TASK STATEMENT
When a line in the listing contains the string "Ontologia", pick it out and copy it.

+--

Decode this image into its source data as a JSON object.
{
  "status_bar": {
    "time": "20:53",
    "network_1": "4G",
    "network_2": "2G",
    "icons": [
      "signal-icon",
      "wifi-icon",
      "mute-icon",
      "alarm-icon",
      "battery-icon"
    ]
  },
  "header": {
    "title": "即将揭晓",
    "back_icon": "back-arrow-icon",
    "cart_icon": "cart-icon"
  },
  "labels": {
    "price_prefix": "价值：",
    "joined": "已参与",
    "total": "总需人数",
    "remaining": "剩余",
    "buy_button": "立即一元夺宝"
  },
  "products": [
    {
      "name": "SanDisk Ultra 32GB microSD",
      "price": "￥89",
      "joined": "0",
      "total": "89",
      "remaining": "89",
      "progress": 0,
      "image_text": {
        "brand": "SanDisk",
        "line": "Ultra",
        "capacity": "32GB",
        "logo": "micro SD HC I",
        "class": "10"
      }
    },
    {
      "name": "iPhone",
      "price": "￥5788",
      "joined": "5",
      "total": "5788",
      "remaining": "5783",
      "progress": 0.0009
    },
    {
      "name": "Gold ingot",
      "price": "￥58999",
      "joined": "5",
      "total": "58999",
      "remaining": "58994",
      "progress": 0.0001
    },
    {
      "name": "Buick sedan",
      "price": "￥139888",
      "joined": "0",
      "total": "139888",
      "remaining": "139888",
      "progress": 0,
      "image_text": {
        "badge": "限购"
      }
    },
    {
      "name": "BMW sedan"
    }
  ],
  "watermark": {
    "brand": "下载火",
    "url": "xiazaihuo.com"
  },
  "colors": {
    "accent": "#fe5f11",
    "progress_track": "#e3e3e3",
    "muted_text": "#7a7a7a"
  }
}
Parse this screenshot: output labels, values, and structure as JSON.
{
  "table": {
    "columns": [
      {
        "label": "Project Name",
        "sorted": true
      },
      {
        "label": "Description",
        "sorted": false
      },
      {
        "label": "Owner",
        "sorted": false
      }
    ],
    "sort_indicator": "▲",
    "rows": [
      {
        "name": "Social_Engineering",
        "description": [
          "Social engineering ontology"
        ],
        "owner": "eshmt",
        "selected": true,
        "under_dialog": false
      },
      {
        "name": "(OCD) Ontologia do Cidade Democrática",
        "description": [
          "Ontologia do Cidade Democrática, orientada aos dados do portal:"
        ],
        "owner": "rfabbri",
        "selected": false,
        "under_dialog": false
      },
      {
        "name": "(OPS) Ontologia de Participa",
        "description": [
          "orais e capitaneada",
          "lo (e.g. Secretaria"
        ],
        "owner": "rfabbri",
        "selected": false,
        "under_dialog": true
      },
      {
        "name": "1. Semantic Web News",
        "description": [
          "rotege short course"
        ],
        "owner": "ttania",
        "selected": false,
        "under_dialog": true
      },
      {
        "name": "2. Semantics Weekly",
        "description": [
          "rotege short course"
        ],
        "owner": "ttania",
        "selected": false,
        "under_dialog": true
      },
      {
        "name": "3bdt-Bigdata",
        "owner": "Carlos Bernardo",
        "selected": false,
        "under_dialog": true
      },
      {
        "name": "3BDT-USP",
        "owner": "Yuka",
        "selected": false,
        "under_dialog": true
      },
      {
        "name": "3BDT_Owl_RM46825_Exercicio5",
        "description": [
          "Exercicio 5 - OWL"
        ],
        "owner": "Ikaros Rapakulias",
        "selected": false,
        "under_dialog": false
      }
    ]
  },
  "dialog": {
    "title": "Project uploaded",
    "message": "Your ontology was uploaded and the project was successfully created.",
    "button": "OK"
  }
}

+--

FINAL ANSWER
        "name": "(OCD) Ontologia do Cidade Democrática",
          "Ontologia do Cidade Democrática, orientada aos dados do portal:"
        "name": "(OPS) Ontologia de Participa",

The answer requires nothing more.